Companies are quickly embracing the use of big data analysis, which has increased their activities in data mining, cleansing and reporting. Business intelligence (BI) analysts help them drive their business with verifiable data. Joey Lagone, branch manager for Robert Half Technology, says, "Decisions made from the information provided by experts in business intelligence can have an immediately quantifiable return on investment."
BI analysts are in high demand, and employers are prepared to pay skilled talent well.
What a company looks for in an intelligence analyst
Qualifications to work as a business intelligence analyst include:
- A strong background in all aspects of database technology, with an emphasis on the use of analytical and reporting tools

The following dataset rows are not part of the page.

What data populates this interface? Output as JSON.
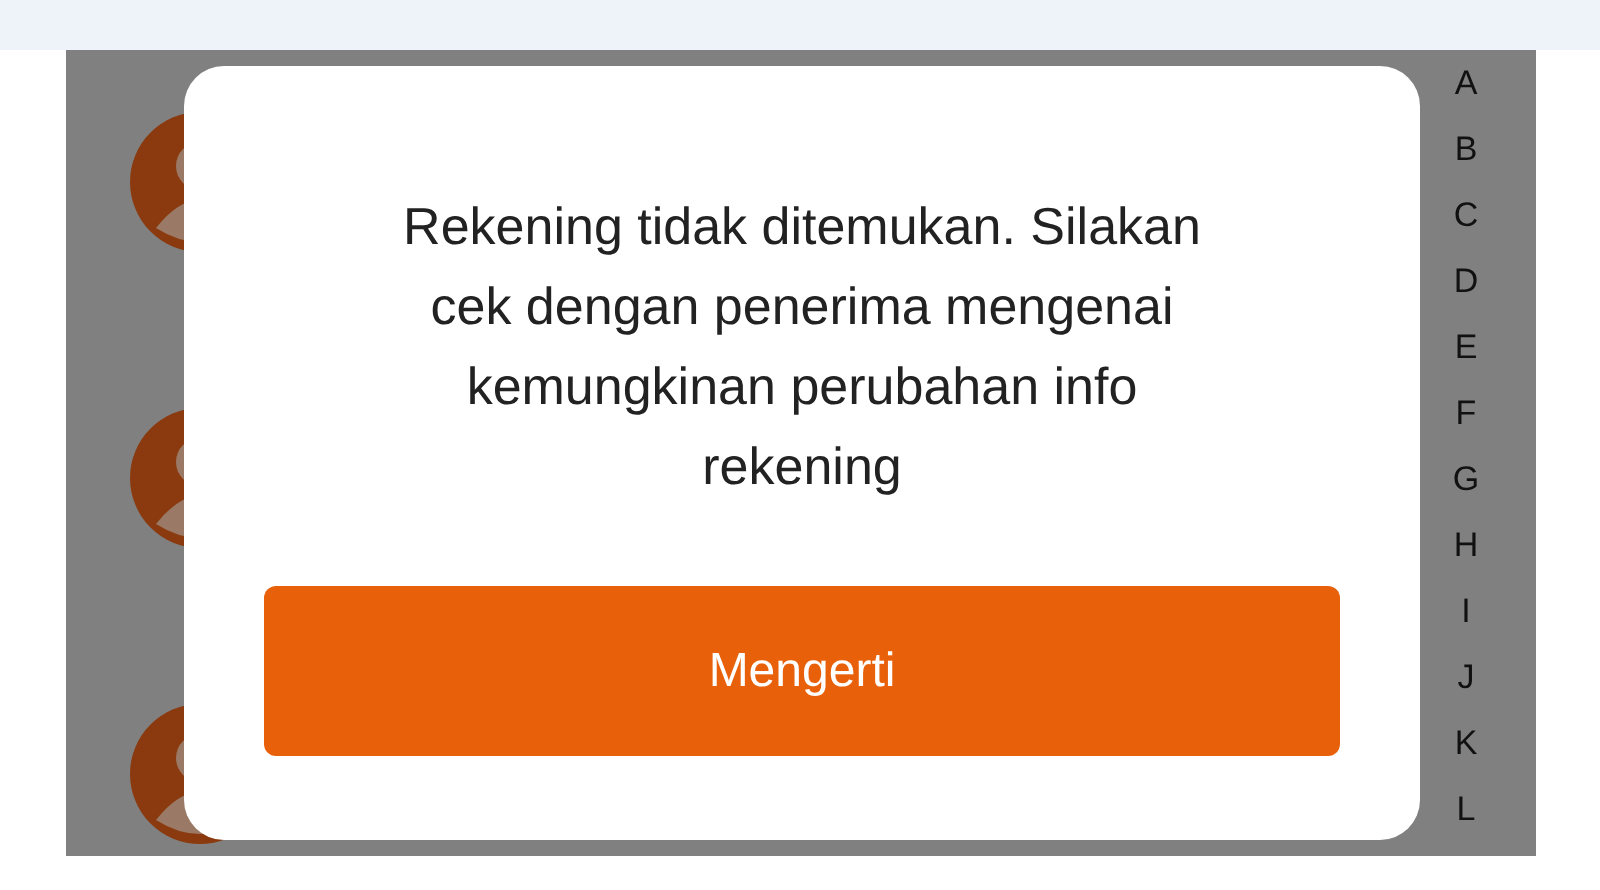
{
  "contacts": [
    {
      "kind": "avatar"
    },
    {
      "kind": "avatar"
    },
    {
      "kind": "avatar"
    }
  ],
  "index_letters": [
    "A",
    "B",
    "C",
    "D",
    "E",
    "F",
    "G",
    "H",
    "I",
    "J",
    "K",
    "L"
  ],
  "dialog": {
    "message": "Rekening tidak ditemukan. Silakan cek dengan penerima mengenai kemungkinan perubahan info rekening",
    "button": "Mengerti"
  }
}
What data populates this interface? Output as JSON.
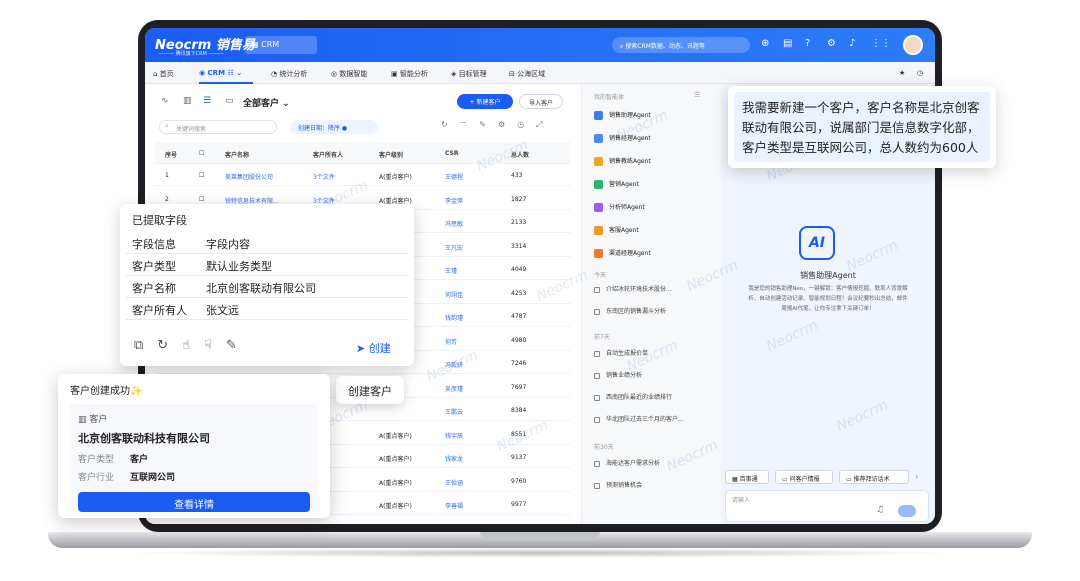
{
  "topbar": {
    "logo": "Neocrm 销售易",
    "logo_sub": "——— 腾讯旗下CRM ———",
    "app_selector": "CRM",
    "search_placeholder": "搜索CRM数据、动态、讯题等"
  },
  "nav": {
    "items": [
      {
        "label": "首页"
      },
      {
        "label": "CRM"
      },
      {
        "label": "统计分析"
      },
      {
        "label": "数据智能"
      },
      {
        "label": "智能分析"
      },
      {
        "label": "目标管理"
      },
      {
        "label": "公海区域"
      }
    ]
  },
  "list": {
    "view_label": "全部客户",
    "new_button": "+ 新建客户",
    "import_button": "导入客户",
    "search_placeholder": "关键词搜索",
    "sort_chip": "创建日期：降序",
    "headers": [
      "序号",
      "客户名称",
      "客户所有人",
      "客户级别",
      "CSR",
      "总人数"
    ],
    "rows": [
      {
        "n": "1",
        "name": "美莱集团股份公司",
        "owner": "3个文件",
        "level": "A(重点客户)",
        "csr": "王德程",
        "total": "433"
      },
      {
        "n": "2",
        "name": "锐特信息技术有限...",
        "owner": "3个文件",
        "level": "A(重点客户)",
        "csr": "李金萍",
        "total": "1827"
      },
      {
        "n": "",
        "name": "",
        "owner": "",
        "level": "",
        "csr": "冯思敏",
        "total": "2133"
      },
      {
        "n": "",
        "name": "",
        "owner": "",
        "level": "",
        "csr": "王凡宏",
        "total": "3314"
      },
      {
        "n": "",
        "name": "",
        "owner": "",
        "level": "",
        "csr": "王瑾",
        "total": "4049"
      },
      {
        "n": "",
        "name": "",
        "owner": "",
        "level": "",
        "csr": "何翊佳",
        "total": "4253"
      },
      {
        "n": "",
        "name": "",
        "owner": "",
        "level": "",
        "csr": "钱韵瑾",
        "total": "4787"
      },
      {
        "n": "",
        "name": "",
        "owner": "",
        "level": "",
        "csr": "何芳",
        "total": "4980"
      },
      {
        "n": "",
        "name": "",
        "owner": "",
        "level": "",
        "csr": "冯毅妍",
        "total": "7246"
      },
      {
        "n": "",
        "name": "",
        "owner": "",
        "level": "",
        "csr": "吴彦瑾",
        "total": "7697"
      },
      {
        "n": "",
        "name": "",
        "owner": "",
        "level": "",
        "csr": "王鹏云",
        "total": "8384"
      },
      {
        "n": "",
        "name": "",
        "owner": "",
        "level": "A(重点客户)",
        "csr": "钱宇辰",
        "total": "8551"
      },
      {
        "n": "",
        "name": "",
        "owner": "",
        "level": "A(重点客户)",
        "csr": "钱家龙",
        "total": "9137"
      },
      {
        "n": "",
        "name": "",
        "owner": "",
        "level": "A(重点客户)",
        "csr": "王怡涵",
        "total": "9760"
      },
      {
        "n": "",
        "name": "",
        "owner": "",
        "level": "A(重点客户)",
        "csr": "李善福",
        "total": "9977"
      }
    ]
  },
  "assistant": {
    "title": "我的智能体",
    "agents": [
      "销售助理Agent",
      "销售经理Agent",
      "销售教练Agent",
      "营销Agent",
      "分析师Agent",
      "客服Agent",
      "渠道经理Agent"
    ],
    "agent_colors": [
      "#3b7cf5",
      "#4c8af7",
      "#f5a524",
      "#2fb36f",
      "#9b5cf2",
      "#f59524",
      "#f07a2a"
    ],
    "today_label": "今天",
    "today": [
      "介绍冰轮环境技术股份...",
      "东南区的销售漏斗分析"
    ],
    "week_label": "前7天",
    "week": [
      "自动生成报价单",
      "销售业绩分析",
      "西南团队最近的业绩排行",
      "华北团队过去三个月的客户..."
    ],
    "month_label": "前30天",
    "month": [
      "海能达客户需求分析",
      "预测销售机会"
    ]
  },
  "welcome": {
    "title": "销售助理Agent",
    "description": "我是您的销售助理Neo，一键解锁：客户情报挖掘、联系人背景解析、自动创建活动记录、智能规划日程！会议纪要秒出总结，邮件周报AI代笔，让你专注拿下关键订单！",
    "quick": [
      "百事通",
      "问客户情报",
      "推荐拜访话术"
    ],
    "input_placeholder": "请输入"
  },
  "bubble": {
    "text": "我需要新建一个客户，客户名称是北京创客联动有限公司，说属部门是信息数字化部，客户类型是互联网公司，总人数约为600人"
  },
  "fields_card": {
    "title": "已提取字段",
    "col1": "字段信息",
    "col2": "字段内容",
    "rows": [
      {
        "k": "客户类型",
        "v": "默认业务类型"
      },
      {
        "k": "客户名称",
        "v": "北京创客联动有限公司"
      },
      {
        "k": "客户所有人",
        "v": "张文远"
      }
    ],
    "create": "创建"
  },
  "create_customer_button": "创建客户",
  "success_card": {
    "title": "客户创建成功",
    "entity": "客户",
    "name": "北京创客联动科技有限公司",
    "type_label": "客户类型",
    "type_value": "客户",
    "industry_label": "客户行业",
    "industry_value": "互联网公司",
    "view_button": "查看详情"
  },
  "watermark": "Neocrm"
}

- Several years of experience with database queries and stored procedure writing, and online analytical processing (OLAP) and data cube technology skills are also required.
- A bachelor's degree in computer science, information systems or engineering
- Strong verbal and written communication, and analytical and problem-solving skills
For students who aspire to become business intelligence analysts, Lagone recommends taking courses in SQL Server Integration Services (SSIS), SQL Server Analysis Services (SSAS) and SQL Server development. Due to the heavy use of analytics and exposure to standard tools and techniques, he also suggests that an internship working in the financial industry can help students make valuable contacts and find a mentor.
Lagone also recommends that professionals already in the market for business intelligence analyst jobs look for progressive companies that utilize their IT departments to help drive business decisions rather than just to keep the company running.
Business intelligence at work
BI analysts design and develop enterprise-wide data analysis and reporting solutions. They also review and analyze data from multiple internal and external sources. After performing their assessment, business intelligence analysts communicate the results and make recommendations to senior management. They also may be asked to develop data cleansing rules. Most business intelligence analysts spend much of their time responding to management’s requests for specific information — conducting research for a customer in marketing, for example — but also may be expected to explore data independently to identify patterns and trends, and provide new insights to the business.
Lagone says that candidates need the ability to make rational and logical decisions to ensure the data used is accurate and well-sourced. He adds, "Business intelligence analysts are traditionally very analytical and must be able to make decisions based on data — not opinions."
Check out Robert Half's latest Salary Guide for job descriptions and starting compensation trends for a wide range of IT jobs — including business intelligence analyst.